A novel single knot peptide Hc3a modulates ASIC1a desensitisation

Acid-sensing ion channels (ASICs) are proton-gated sodium channels widely expressed in various tissues, including the central and peripheral nervous systems. ASICs play crucial roles in numerous physiological processes, such as pain sensation, fear conditioning, synaptic plasticity, learning, and memory. Additionally, they have been implicated in several pathological conditions, including neurodegeneration (e.g., Parkinson’s, Alzheimer’s) and ischemic stroke, where the extracellular space becomes acidic due to a lack of oxygen and nutrients.

Various small-molecule compounds and biopharmaceuticals have been developed to modulate the activity of ASICs, either by blocking or enhancing their function. These agents are being explored for the treatment of pain, stroke, and certain mental health conditions, showcasing the therapeutic potential of targeting ASICs in disease management.
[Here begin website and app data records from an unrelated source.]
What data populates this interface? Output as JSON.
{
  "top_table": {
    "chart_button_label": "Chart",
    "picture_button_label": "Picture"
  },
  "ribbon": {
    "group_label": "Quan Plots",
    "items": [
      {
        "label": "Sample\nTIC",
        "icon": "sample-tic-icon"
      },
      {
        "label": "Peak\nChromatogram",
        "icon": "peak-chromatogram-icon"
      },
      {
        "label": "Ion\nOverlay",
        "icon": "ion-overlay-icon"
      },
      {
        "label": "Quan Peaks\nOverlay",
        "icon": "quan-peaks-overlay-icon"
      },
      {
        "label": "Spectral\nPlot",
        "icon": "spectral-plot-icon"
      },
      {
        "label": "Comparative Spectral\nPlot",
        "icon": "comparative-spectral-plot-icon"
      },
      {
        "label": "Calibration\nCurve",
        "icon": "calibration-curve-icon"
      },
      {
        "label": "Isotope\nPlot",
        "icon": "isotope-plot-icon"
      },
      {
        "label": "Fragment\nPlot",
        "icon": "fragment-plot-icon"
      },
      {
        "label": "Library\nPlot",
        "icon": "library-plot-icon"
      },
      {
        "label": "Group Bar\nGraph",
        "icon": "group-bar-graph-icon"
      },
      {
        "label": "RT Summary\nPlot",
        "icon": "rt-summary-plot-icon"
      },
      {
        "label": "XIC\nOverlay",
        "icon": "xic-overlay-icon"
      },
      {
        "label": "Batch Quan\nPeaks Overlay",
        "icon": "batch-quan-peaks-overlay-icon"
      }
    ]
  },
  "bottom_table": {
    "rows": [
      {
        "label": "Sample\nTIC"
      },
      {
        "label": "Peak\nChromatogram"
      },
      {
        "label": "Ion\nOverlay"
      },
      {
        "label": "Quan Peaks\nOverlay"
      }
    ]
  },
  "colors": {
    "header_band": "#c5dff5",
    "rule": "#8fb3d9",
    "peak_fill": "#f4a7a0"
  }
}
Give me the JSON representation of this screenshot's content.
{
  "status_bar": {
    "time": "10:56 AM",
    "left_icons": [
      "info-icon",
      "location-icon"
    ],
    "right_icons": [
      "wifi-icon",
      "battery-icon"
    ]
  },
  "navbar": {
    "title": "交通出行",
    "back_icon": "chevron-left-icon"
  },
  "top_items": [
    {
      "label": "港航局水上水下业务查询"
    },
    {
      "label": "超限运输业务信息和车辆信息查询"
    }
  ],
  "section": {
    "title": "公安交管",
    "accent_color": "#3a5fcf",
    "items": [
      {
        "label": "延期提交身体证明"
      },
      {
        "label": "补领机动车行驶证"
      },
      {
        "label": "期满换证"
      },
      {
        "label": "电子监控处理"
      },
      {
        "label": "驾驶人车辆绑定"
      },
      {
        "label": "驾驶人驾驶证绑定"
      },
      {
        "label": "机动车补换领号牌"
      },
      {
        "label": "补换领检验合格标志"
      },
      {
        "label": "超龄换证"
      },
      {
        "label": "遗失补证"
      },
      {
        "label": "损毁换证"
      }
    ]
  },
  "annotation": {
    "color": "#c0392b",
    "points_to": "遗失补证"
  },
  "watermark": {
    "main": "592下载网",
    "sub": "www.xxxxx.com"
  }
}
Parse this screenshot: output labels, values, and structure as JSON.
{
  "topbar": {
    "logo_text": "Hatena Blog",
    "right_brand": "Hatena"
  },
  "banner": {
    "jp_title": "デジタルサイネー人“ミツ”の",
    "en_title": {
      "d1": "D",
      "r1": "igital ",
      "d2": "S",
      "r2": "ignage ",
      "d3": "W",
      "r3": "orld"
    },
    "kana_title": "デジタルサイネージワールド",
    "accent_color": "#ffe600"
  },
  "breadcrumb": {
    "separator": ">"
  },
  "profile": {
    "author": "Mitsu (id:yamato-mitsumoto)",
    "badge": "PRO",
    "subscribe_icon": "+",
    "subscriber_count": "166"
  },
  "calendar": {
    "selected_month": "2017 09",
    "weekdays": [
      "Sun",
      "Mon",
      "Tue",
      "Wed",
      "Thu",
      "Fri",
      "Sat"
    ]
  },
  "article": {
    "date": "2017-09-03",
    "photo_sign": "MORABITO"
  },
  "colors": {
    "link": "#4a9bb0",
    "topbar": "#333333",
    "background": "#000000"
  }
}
Peptides in general, and venom-derived toxins in particular, have long been recognized as a valuable source for pharmacologically targeting ion channels, including ASICs. The spider venom-derived peptides PcTx1 and Hi1a are two of the most potent ASIC1a inhibitors known and have been instrumental in advancing our understanding of the structure, function, and biological roles of ASICs.

A recent article introduced a novel single inhibitor cystine knot peptide, Hc3a, from the Australian funnel-web spider Hadronyche cerberea, which shares sequence similarities with previously identified peptides but exhibits a distinct pharmacological profile against ASIC1a.

Hc3a is distinctive in its ability to bind to various conformational states of ASIC1a—closed, open, and desensitized states—with varying binding affinities, significantly impacting the channel’s desensitization. Using two-electrode voltage clamp as well as automated patch clamp techniques (Patchliner), the researchers showed that the peptide slows down the desensitization of proton-induced ASIC1a currents, stabilizing the open state of ASIC1a, a feature not prominently observed with other ASIC1a modulators. Also, the research explored the subtype-selectivity of Hc3a, revealing its potent and specific action on ASIC1a over other ASIC subtypes.

Mutagenesis studies showed that introducing specific residues from the PcTx1 peptide into Hc3a did not replicate PcTx1’s inhibitory effect on ASIC1a, indicating distinct pharmacophores between these peptides despite their sequence similarities.

In summary, this study identified a new peptide from the venom of H. cerberea with unique modulatory activity on ASIC1a. The fact that Hc3a seems to stabilize a different functional state than any other spider venom ASIC1a modulator makes it a unique tool for studying ASIC1a gating.

For more details, please refer to the paper here: https://www.sciencedirect.com/science/article/pii/S0006295224001588

Discover more about the Patchliner, the most versatile automated patch clamp system on the market: https://www.nanion.de/products/patchliner/